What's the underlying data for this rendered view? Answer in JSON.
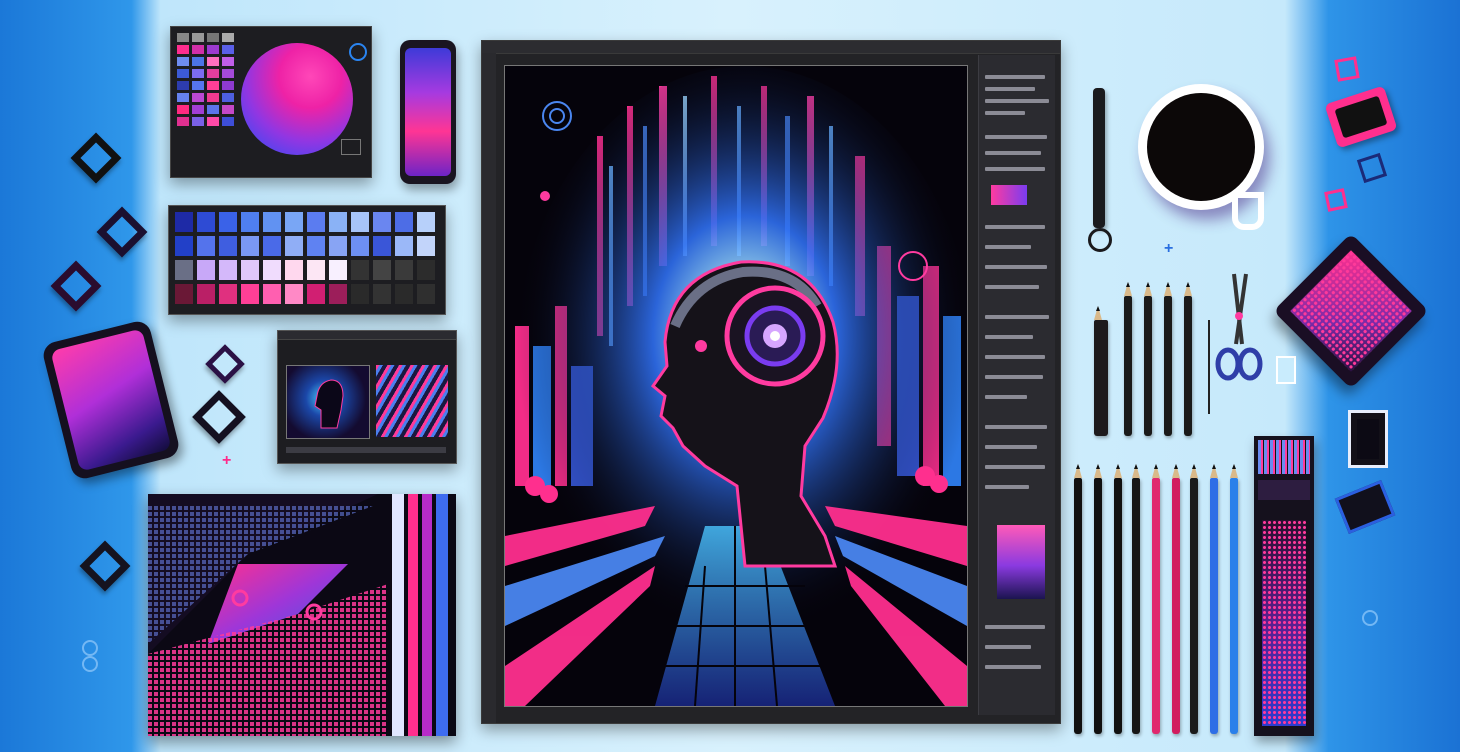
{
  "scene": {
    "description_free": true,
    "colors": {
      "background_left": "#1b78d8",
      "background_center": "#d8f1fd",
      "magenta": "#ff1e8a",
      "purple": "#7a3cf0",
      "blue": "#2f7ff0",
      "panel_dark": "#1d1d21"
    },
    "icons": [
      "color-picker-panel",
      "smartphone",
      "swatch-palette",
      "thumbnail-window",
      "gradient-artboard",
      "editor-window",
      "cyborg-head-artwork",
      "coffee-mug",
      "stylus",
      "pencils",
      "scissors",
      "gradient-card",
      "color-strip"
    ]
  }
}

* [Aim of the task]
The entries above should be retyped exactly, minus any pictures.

* [Result for this exercise]
What's the underlying data for this rendered view? Answer in JSON.
{
  "scene": {
    "description_free": true,
    "colors": {
      "background_left": "#1b78d8",
      "background_center": "#d8f1fd",
      "magenta": "#ff1e8a",
      "purple": "#7a3cf0",
      "blue": "#2f7ff0",
      "panel_dark": "#1d1d21"
    },
    "icons": [
      "color-picker-panel",
      "smartphone",
      "swatch-palette",
      "thumbnail-window",
      "gradient-artboard",
      "editor-window",
      "cyborg-head-artwork",
      "coffee-mug",
      "stylus",
      "pencils",
      "scissors",
      "gradient-card",
      "color-strip"
    ]
  }
}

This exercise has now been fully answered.